In my massage practice, I see quite a few special needs dogs. These can be senior dogs who are slowing down for a variety of reasons, dogs who have been injured, and dogs who are terminally ill. Some also have behavioral difficulties which exacerbate any physical limitations they may have.
One of the things I address with my clients is enrichment.
The dog may be physically limited in its abilities but is not impaired cognitively. Like older people who have entered rest homes/nursing homes, or who are being cared for at home, these dogs need stimulation and variety.
Visitors, including other dogs, is just one example of an enrichment activity.
Another issue for owners in this situation is introducing variety by getting their dog out of the house. If a dog enjoys car rides, for example, they may be happy just to take a drive to a new location with the windows down to experience new scenery and smells.
I know some owners who take their dogs for a take-out meal so they can sit in the car and enjoy it together – with snacks included.
Once owners have tried enrichment activities with their dog, they have universally reported to me an improvement in the dog’s disposition and general engagement.

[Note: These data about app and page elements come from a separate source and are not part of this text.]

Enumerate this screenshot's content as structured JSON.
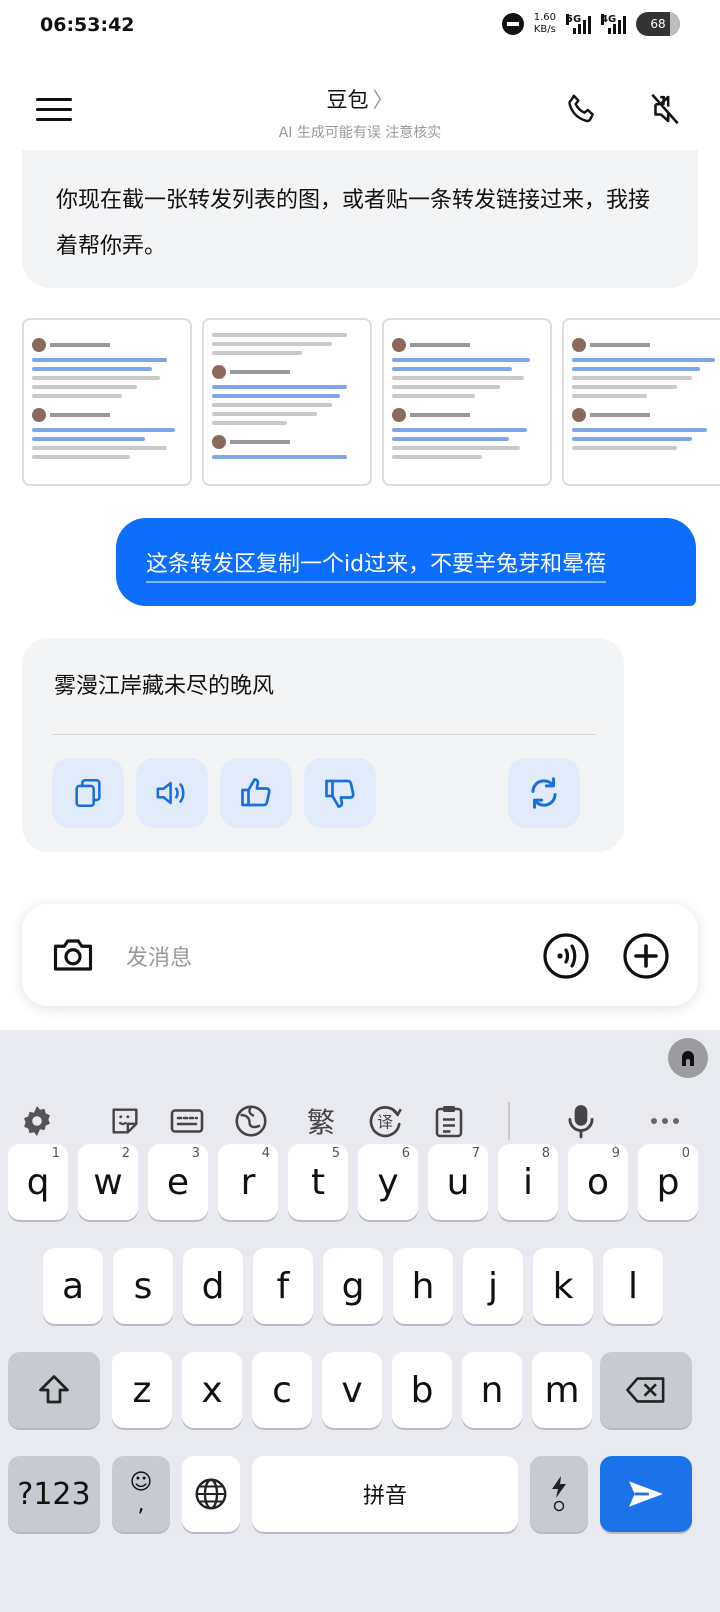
{
  "status_bar": {
    "time": "06:53:42",
    "net_speed_value": "1.60",
    "net_speed_unit": "KB/s",
    "sim1_label": "5G",
    "sim2_label": "4G",
    "battery": "68"
  },
  "header": {
    "title": "豆包",
    "title_chevron": "〉",
    "subtitle": "AI 生成可能有误  注意核实"
  },
  "ai_message": {
    "text": "你现在截一张转发列表的图，或者贴一条转发链接过来，我接着帮你弄。"
  },
  "user_message": {
    "text": "这条转发区复制一个id过来，不要辛兔芽和晕蓓"
  },
  "reply": {
    "text": "雾漫江岸藏未尽的晚风",
    "actions": [
      "copy-icon",
      "speaker-icon",
      "thumbs-up-icon",
      "thumbs-down-icon",
      "regenerate-icon"
    ]
  },
  "input_bar": {
    "placeholder": "发消息"
  },
  "keyboard": {
    "toolbar_trad": "繁",
    "row1": [
      {
        "key": "q",
        "hint": "1"
      },
      {
        "key": "w",
        "hint": "2"
      },
      {
        "key": "e",
        "hint": "3"
      },
      {
        "key": "r",
        "hint": "4"
      },
      {
        "key": "t",
        "hint": "5"
      },
      {
        "key": "y",
        "hint": "6"
      },
      {
        "key": "u",
        "hint": "7"
      },
      {
        "key": "i",
        "hint": "8"
      },
      {
        "key": "o",
        "hint": "9"
      },
      {
        "key": "p",
        "hint": "0"
      }
    ],
    "row2": [
      "a",
      "s",
      "d",
      "f",
      "g",
      "h",
      "j",
      "k",
      "l"
    ],
    "row3": [
      "z",
      "x",
      "c",
      "v",
      "b",
      "n",
      "m"
    ],
    "symbols_label": "?123",
    "emoji_label": "☺",
    "comma_label": ",",
    "space_label": "拼音"
  },
  "colors": {
    "accent": "#0d6efd",
    "action_bg": "#e2ebf9",
    "card_bg": "#f3f4f6",
    "keyboard_bg": "#e8eaf0"
  }
}
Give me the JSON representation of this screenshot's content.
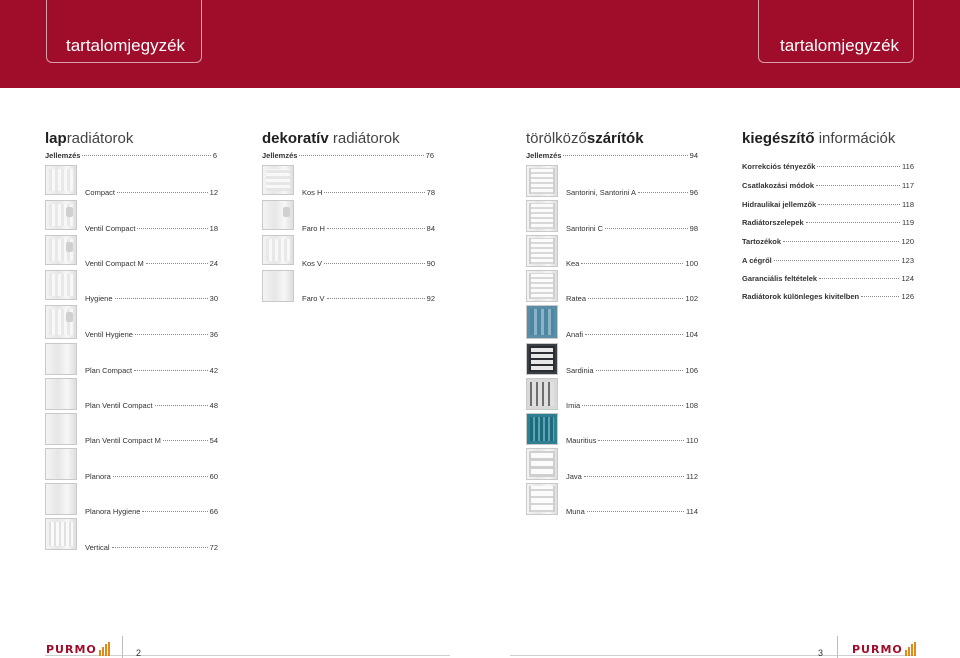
{
  "header": {
    "left_title": "tartalomjegyzék",
    "right_title": "tartalomjegyzék",
    "brand_color": "#9f0d2b"
  },
  "columns": {
    "lapradiatorok": {
      "title_bold": "lap",
      "title_light": "radiátorok",
      "intro": {
        "label": "Jellemzés",
        "page": "6"
      },
      "items": [
        {
          "label": "Compact",
          "page": "12"
        },
        {
          "label": "Ventil Compact",
          "page": "18"
        },
        {
          "label": "Ventil Compact M",
          "page": "24"
        },
        {
          "label": "Hygiene",
          "page": "30"
        },
        {
          "label": "Ventil Hygiene",
          "page": "36"
        },
        {
          "label": "Plan Compact",
          "page": "42"
        },
        {
          "label": "Plan Ventil Compact",
          "page": "48"
        },
        {
          "label": "Plan Ventil Compact M",
          "page": "54"
        },
        {
          "label": "Planora",
          "page": "60"
        },
        {
          "label": "Planora Hygiene",
          "page": "66"
        },
        {
          "label": "Vertical",
          "page": "72"
        }
      ]
    },
    "dekorativ": {
      "title_bold": "dekoratív",
      "title_light": " radiátorok",
      "intro": {
        "label": "Jellemzés",
        "page": "76"
      },
      "items": [
        {
          "label": "Kos H",
          "page": "78"
        },
        {
          "label": "Faro H",
          "page": "84"
        },
        {
          "label": "Kos V",
          "page": "90"
        },
        {
          "label": "Faro V",
          "page": "92"
        }
      ]
    },
    "torolkozo": {
      "title_light1": "törölköző",
      "title_bold": "szárítók",
      "intro": {
        "label": "Jellemzés",
        "page": "94"
      },
      "items": [
        {
          "label": "Santorini, Santorini A",
          "page": "96"
        },
        {
          "label": "Santorini C",
          "page": "98"
        },
        {
          "label": "Kea",
          "page": "100"
        },
        {
          "label": "Ratea",
          "page": "102"
        },
        {
          "label": "Anafi",
          "page": "104"
        },
        {
          "label": "Sardinia",
          "page": "106"
        },
        {
          "label": "Imia",
          "page": "108"
        },
        {
          "label": "Mauritius",
          "page": "110"
        },
        {
          "label": "Java",
          "page": "112"
        },
        {
          "label": "Muna",
          "page": "114"
        }
      ]
    },
    "kiegeszito": {
      "title_bold": "kiegészítő",
      "title_light": " információk",
      "items": [
        {
          "label": "Korrekciós tényezők",
          "page": "116"
        },
        {
          "label": "Csatlakozási módok",
          "page": "117"
        },
        {
          "label": "Hidraulikai jellemzők",
          "page": "118"
        },
        {
          "label": "Radiátorszelepek",
          "page": "119"
        },
        {
          "label": "Tartozékok",
          "page": "120"
        },
        {
          "label": "A cégről",
          "page": "123"
        },
        {
          "label": "Garanciális feltételek",
          "page": "124"
        },
        {
          "label": "Radiátorok különleges kivitelben",
          "page": "126"
        }
      ]
    }
  },
  "footer": {
    "brand": "PURMO",
    "page_left": "2",
    "page_right": "3",
    "logo_accent": "#e08a1a"
  }
}
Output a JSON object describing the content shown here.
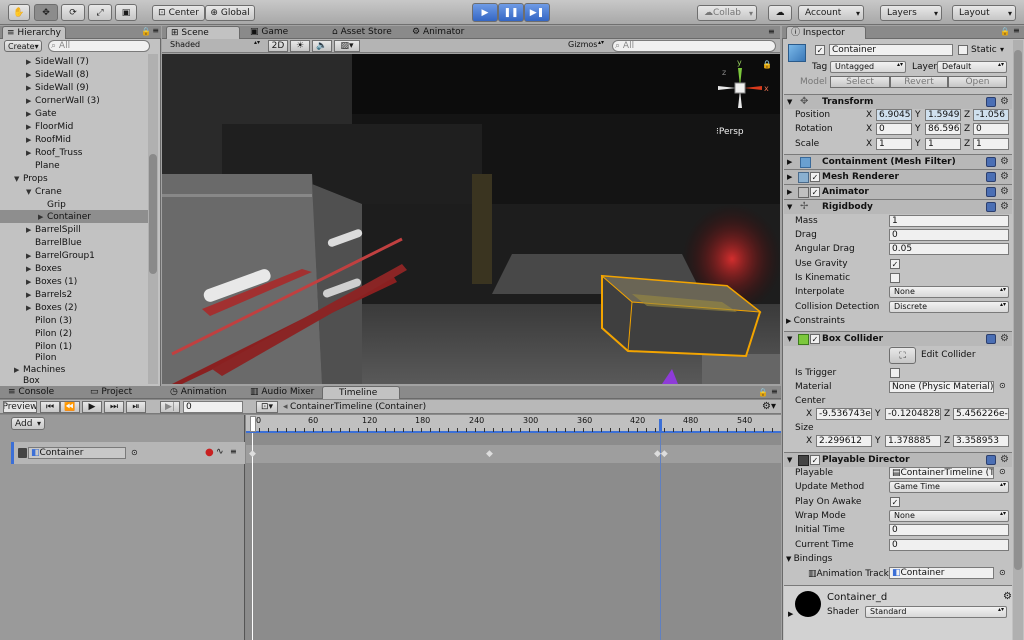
{
  "toolbar": {
    "center": "Center",
    "global": "Global",
    "collab": "Collab",
    "account": "Account",
    "layers": "Layers",
    "layout": "Layout"
  },
  "hierarchy": {
    "tab": "Hierarchy",
    "create": "Create",
    "search_placeholder": "All",
    "items": [
      "SideWall (7)",
      "SideWall (8)",
      "SideWall (9)",
      "CornerWall (3)",
      "Gate",
      "FloorMid",
      "RoofMid",
      "Roof_Truss",
      "Plane",
      "Props",
      "Crane",
      "Grip",
      "Container",
      "BarrelSpill",
      "BarrelBlue",
      "BarrelGroup1",
      "Boxes",
      "Boxes (1)",
      "Barrels2",
      "Boxes (2)",
      "Pilon (3)",
      "Pilon (2)",
      "Pilon (1)",
      "Pilon",
      "Machines",
      "Box"
    ]
  },
  "scene": {
    "tabs": [
      "Scene",
      "Game",
      "Asset Store",
      "Animator"
    ],
    "shaded": "Shaded",
    "mode_2d": "2D",
    "gizmos": "Gizmos",
    "search_placeholder": "All",
    "persp": "Persp",
    "axis_y": "y",
    "axis_x": "x",
    "axis_z": "z"
  },
  "bottom": {
    "tabs": [
      "Console",
      "Project",
      "Animation",
      "Audio Mixer",
      "Timeline"
    ],
    "preview": "Preview",
    "frame": "0",
    "asset": "ContainerTimeline (Container)",
    "add": "Add",
    "track": "Container",
    "ruler": [
      "0",
      "60",
      "120",
      "180",
      "240",
      "300",
      "360",
      "420",
      "480",
      "540"
    ]
  },
  "inspector": {
    "tab": "Inspector",
    "name": "Container",
    "static": "Static",
    "tag_label": "Tag",
    "tag": "Untagged",
    "layer_label": "Layer",
    "layer": "Default",
    "model": "Model",
    "select": "Select",
    "revert": "Revert",
    "open": "Open",
    "transform": {
      "title": "Transform",
      "position": "Position",
      "rotation": "Rotation",
      "scale": "Scale",
      "pos": [
        "6.9045",
        "1.5949",
        "-1.056"
      ],
      "rot": [
        "0",
        "86.596",
        "0"
      ],
      "scl": [
        "1",
        "1",
        "1"
      ],
      "x": "X",
      "y": "Y",
      "z": "Z"
    },
    "mesh_filter": "Containment (Mesh Filter)",
    "mesh_renderer": "Mesh Renderer",
    "animator": "Animator",
    "rigidbody": {
      "title": "Rigidbody",
      "mass": "Mass",
      "mass_v": "1",
      "drag": "Drag",
      "drag_v": "0",
      "angular": "Angular Drag",
      "angular_v": "0.05",
      "gravity": "Use Gravity",
      "kinematic": "Is Kinematic",
      "interpolate": "Interpolate",
      "interpolate_v": "None",
      "collision": "Collision Detection",
      "collision_v": "Discrete",
      "constraints": "Constraints"
    },
    "box_collider": {
      "title": "Box Collider",
      "edit": "Edit Collider",
      "trigger": "Is Trigger",
      "material": "Material",
      "material_v": "None (Physic Material)",
      "center": "Center",
      "center_v": [
        "-9.536743e",
        "-0.1204828",
        "5.456226e-"
      ],
      "size": "Size",
      "size_v": [
        "2.299612",
        "1.378885",
        "3.358953"
      ]
    },
    "director": {
      "title": "Playable Director",
      "playable": "Playable",
      "playable_v": "ContainerTimeline (T",
      "update": "Update Method",
      "update_v": "Game Time",
      "awake": "Play On Awake",
      "wrap": "Wrap Mode",
      "wrap_v": "None",
      "initial": "Initial Time",
      "initial_v": "0",
      "current": "Current Time",
      "current_v": "0",
      "bindings": "Bindings",
      "anim_track": "Animation Track",
      "anim_track_v": "Container"
    },
    "material": {
      "name": "Container_d",
      "shader": "Shader",
      "shader_v": "Standard"
    }
  },
  "colors": {
    "accent": "#3b6fd6",
    "selection": "#ffb000",
    "panel": "#c2c2c2"
  }
}
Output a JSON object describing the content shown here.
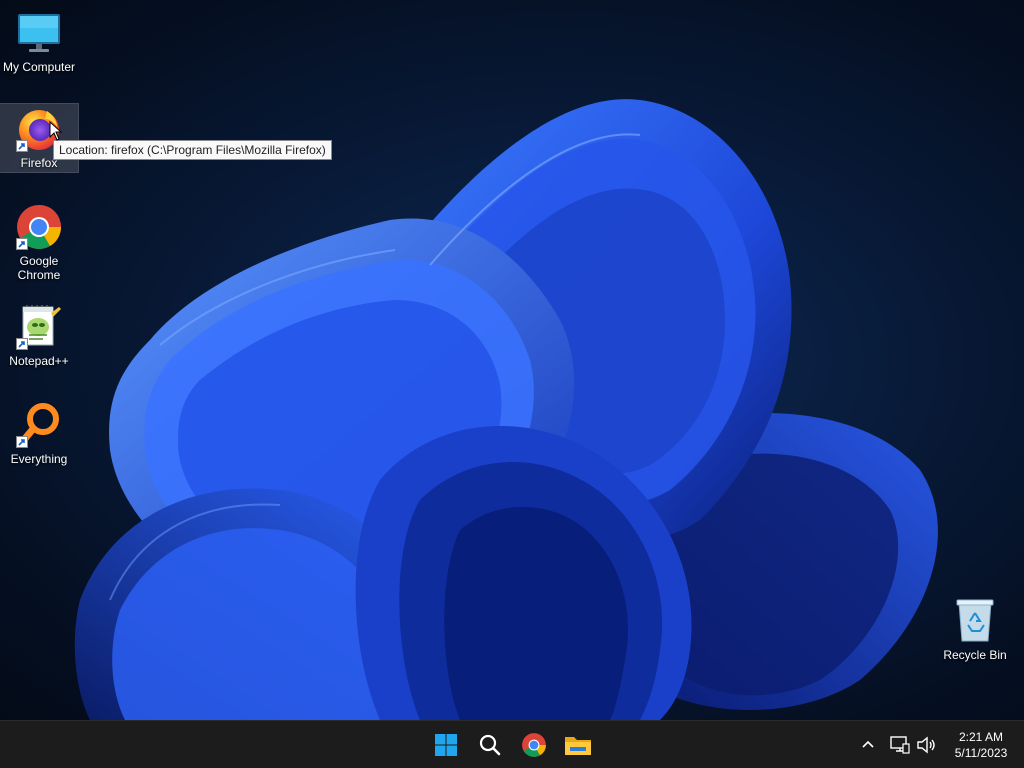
{
  "desktop": {
    "icons": [
      {
        "id": "my-computer",
        "label": "My Computer",
        "icon": "monitor-icon",
        "shortcut": false
      },
      {
        "id": "firefox",
        "label": "Firefox",
        "icon": "firefox-icon",
        "shortcut": true,
        "selected": true
      },
      {
        "id": "google-chrome",
        "label": "Google Chrome",
        "icon": "chrome-icon",
        "shortcut": true
      },
      {
        "id": "notepadpp",
        "label": "Notepad++",
        "icon": "notepadpp-icon",
        "shortcut": true
      },
      {
        "id": "everything",
        "label": "Everything",
        "icon": "everything-icon",
        "shortcut": true
      },
      {
        "id": "recycle-bin",
        "label": "Recycle Bin",
        "icon": "recycle-bin-icon",
        "shortcut": false
      }
    ],
    "tooltip": "Location: firefox (C:\\Program Files\\Mozilla Firefox)"
  },
  "taskbar": {
    "buttons": [
      {
        "id": "start",
        "icon": "windows-start-icon"
      },
      {
        "id": "search",
        "icon": "search-icon"
      },
      {
        "id": "chrome",
        "icon": "chrome-icon"
      },
      {
        "id": "file-explorer",
        "icon": "folder-icon"
      }
    ],
    "tray": {
      "icons": [
        "chevron-up-icon",
        "network-icon",
        "volume-icon"
      ],
      "time": "2:21 AM",
      "date": "5/11/2023"
    }
  },
  "colors": {
    "taskbar_bg": "#1c1c1c",
    "wallpaper_dark": "#061330",
    "wallpaper_bloom": "#1e4fe0",
    "windows_blue": "#1fa6ee"
  }
}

Kathleen Crisley, specialist in dog massage, rehabilitation and nutrition/food therapy, Canine Catering Ltd, Christchurch, New Zealand